• **Record extracts**
◆ ◆ ◆ ◆ ◆
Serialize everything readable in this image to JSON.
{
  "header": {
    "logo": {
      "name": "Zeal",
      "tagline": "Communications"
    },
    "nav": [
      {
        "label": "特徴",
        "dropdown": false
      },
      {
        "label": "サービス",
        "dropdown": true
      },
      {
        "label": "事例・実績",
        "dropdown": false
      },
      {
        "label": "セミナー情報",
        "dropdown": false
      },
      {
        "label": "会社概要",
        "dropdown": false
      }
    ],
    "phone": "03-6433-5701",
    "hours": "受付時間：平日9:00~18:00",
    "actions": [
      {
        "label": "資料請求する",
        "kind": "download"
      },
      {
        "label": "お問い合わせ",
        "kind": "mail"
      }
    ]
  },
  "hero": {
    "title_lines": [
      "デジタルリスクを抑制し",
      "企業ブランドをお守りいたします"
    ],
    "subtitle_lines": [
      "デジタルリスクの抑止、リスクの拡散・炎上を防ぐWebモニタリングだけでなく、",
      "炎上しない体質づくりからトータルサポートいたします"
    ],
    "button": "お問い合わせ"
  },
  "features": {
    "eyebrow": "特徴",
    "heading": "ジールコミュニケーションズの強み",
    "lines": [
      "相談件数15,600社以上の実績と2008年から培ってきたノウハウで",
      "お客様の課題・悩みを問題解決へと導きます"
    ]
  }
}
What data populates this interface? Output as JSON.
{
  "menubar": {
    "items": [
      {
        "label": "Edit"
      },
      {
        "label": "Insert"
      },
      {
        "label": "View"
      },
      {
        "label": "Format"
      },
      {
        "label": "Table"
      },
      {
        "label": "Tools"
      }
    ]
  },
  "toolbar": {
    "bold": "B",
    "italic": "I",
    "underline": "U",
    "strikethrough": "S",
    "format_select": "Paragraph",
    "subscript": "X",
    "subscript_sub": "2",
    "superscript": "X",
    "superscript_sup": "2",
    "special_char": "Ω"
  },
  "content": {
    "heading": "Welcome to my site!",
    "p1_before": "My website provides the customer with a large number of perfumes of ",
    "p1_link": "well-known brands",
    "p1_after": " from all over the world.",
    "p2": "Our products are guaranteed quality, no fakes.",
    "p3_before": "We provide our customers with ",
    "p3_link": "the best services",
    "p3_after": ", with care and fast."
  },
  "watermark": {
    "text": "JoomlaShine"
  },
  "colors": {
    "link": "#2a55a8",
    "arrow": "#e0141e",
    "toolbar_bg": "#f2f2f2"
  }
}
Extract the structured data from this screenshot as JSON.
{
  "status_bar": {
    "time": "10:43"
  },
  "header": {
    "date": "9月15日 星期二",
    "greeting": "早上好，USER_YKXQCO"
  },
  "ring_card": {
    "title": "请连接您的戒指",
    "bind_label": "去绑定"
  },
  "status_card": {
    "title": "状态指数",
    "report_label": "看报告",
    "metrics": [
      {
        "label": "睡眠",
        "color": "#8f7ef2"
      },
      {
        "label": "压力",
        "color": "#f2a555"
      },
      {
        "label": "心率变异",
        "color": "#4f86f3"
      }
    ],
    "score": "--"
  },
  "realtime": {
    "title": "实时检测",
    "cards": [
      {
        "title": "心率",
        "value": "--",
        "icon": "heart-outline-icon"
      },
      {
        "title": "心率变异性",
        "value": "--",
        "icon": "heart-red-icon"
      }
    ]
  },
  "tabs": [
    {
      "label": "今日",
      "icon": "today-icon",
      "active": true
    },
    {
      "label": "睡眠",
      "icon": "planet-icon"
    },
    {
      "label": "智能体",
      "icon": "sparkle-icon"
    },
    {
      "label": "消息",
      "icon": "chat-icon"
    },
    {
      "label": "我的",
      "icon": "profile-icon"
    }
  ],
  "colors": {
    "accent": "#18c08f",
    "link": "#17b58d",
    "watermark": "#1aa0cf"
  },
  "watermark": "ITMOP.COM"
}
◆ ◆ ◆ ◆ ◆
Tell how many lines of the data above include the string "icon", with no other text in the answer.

7